Thirdly, find your “community.” Meet weekly for time together over good books, prayer, liturgies/rituals, dance, movies, volunteer work, walking/hiking, or cooking together, etc. Bring your evolving consciousness to those endeavors, and take/raise those experiences to the “next level,” based on kindness, honesty and compassion.
Fourthly, be present, authentic and accountable with your friends. You are all radical mountain climbers carrying the necessary and much needed “belaying gear” for each other.
These are four ways of making sure your “weekly deposit” happens. Your “spiritual nest egg” grows silently and provides a safety net beneath you, and by extension, beneath your community of like-committed souls. As these relationships grow deeper and stronger, you engage more and more in actions that continue to awaken and expand your consciousness into all areas of your life. This divine connection and sharing in community makes spiritual surrender to the experiences of life much more likely and possible.
Ram Dass in his famous quote and book title “Be Here Now” illustrates the optimum state of mind for our journey through the forest. Actually, I find it not at all trivial to accomplish this simple instruction – to be here now. Our time spent in silence and our relationships in community teach us to be present. There is always someone in our spiritual community who is grounded and holding/honoring the present, even if at that moment we are not. At other times, we are the ones holding/honoring the present for others. We are at all times either giving or receiving support on our spiritual journey.
Ram Dass goes on to say, “The next message you need is always right where you are.” The present moment is pregnant with our next step.
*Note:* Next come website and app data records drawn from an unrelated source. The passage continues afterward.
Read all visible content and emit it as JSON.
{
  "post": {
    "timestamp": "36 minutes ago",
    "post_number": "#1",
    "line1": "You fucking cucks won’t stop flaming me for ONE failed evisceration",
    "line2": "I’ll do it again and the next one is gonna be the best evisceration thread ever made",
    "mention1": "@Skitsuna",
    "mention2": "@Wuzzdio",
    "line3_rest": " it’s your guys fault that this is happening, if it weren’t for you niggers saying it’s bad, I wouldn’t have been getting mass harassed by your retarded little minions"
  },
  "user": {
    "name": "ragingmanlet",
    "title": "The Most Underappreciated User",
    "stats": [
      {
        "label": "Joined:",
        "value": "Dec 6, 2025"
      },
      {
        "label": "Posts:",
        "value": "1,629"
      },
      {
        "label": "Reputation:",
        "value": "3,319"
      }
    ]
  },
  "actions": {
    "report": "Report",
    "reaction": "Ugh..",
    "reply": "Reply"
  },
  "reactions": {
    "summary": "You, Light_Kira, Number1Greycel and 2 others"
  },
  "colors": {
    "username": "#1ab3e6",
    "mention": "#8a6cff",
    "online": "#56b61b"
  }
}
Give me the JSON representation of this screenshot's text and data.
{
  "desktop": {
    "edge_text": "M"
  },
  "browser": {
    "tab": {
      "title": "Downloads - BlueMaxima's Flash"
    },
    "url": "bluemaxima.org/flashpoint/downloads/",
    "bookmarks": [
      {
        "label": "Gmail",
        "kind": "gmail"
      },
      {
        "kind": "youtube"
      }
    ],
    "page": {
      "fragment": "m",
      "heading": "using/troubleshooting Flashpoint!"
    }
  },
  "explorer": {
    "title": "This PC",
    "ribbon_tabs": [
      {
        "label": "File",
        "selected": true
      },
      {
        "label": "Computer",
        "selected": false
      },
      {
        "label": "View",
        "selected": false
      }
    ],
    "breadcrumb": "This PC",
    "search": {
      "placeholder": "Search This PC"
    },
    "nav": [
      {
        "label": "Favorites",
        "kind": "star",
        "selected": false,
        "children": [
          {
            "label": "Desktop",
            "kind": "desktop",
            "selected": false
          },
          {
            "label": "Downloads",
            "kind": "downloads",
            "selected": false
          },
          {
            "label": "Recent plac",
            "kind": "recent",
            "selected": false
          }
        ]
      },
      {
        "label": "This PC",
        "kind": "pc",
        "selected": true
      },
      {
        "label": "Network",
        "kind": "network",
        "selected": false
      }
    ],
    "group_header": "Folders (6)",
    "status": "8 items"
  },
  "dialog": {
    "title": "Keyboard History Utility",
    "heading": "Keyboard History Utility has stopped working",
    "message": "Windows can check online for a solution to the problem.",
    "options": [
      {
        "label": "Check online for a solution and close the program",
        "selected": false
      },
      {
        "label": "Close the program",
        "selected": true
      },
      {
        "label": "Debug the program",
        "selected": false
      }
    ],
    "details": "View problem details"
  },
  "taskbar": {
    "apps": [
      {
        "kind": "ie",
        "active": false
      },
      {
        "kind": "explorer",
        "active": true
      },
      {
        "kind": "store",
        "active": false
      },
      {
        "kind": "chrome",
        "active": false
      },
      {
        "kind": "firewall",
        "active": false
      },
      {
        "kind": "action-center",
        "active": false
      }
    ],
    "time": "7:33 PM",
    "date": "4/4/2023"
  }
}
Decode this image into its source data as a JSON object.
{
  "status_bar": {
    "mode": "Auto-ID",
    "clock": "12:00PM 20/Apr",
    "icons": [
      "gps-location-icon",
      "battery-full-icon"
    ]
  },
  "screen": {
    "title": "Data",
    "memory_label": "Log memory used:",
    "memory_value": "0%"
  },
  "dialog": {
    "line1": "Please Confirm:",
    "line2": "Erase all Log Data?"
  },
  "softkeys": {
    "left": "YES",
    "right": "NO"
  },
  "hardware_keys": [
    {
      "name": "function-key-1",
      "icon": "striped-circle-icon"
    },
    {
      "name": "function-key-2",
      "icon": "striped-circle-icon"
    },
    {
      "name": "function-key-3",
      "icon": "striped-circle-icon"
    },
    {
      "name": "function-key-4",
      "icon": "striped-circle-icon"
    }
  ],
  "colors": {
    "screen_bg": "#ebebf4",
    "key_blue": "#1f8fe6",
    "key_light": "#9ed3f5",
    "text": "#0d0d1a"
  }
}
How do we give birth to it? The spiritual path is in a constant state of revelation and grace. And we are more sure-footed when we walk it together in compassion. In no way, can we infer, even from our past experiences, the precise way in which our spiritual lives will unfold, until we surrender to spirit and become “good listeners,” to the God within and to the God revealing herself through others.
It is easy in our “noisy” world to be consumed by the desire to establish order in our lives, both practically and spiritually, to settle on answers and plans. Yet, I believe that the essence of true spirituality has more to do with surrendering to mystery, allowing life to unfold step-by-step. Despite the ego’s urge to the contrary, we do not need to know where we are going spiritually. The poet/mystic Mary Oliver reminds us,
“Sometimes I only need to stand wherever I am to be blessed.”
We need only be truly, authentically present where we are. Otherwise, I fear that our “spiritual closets” are destined to be filled with unworn wedding dresses.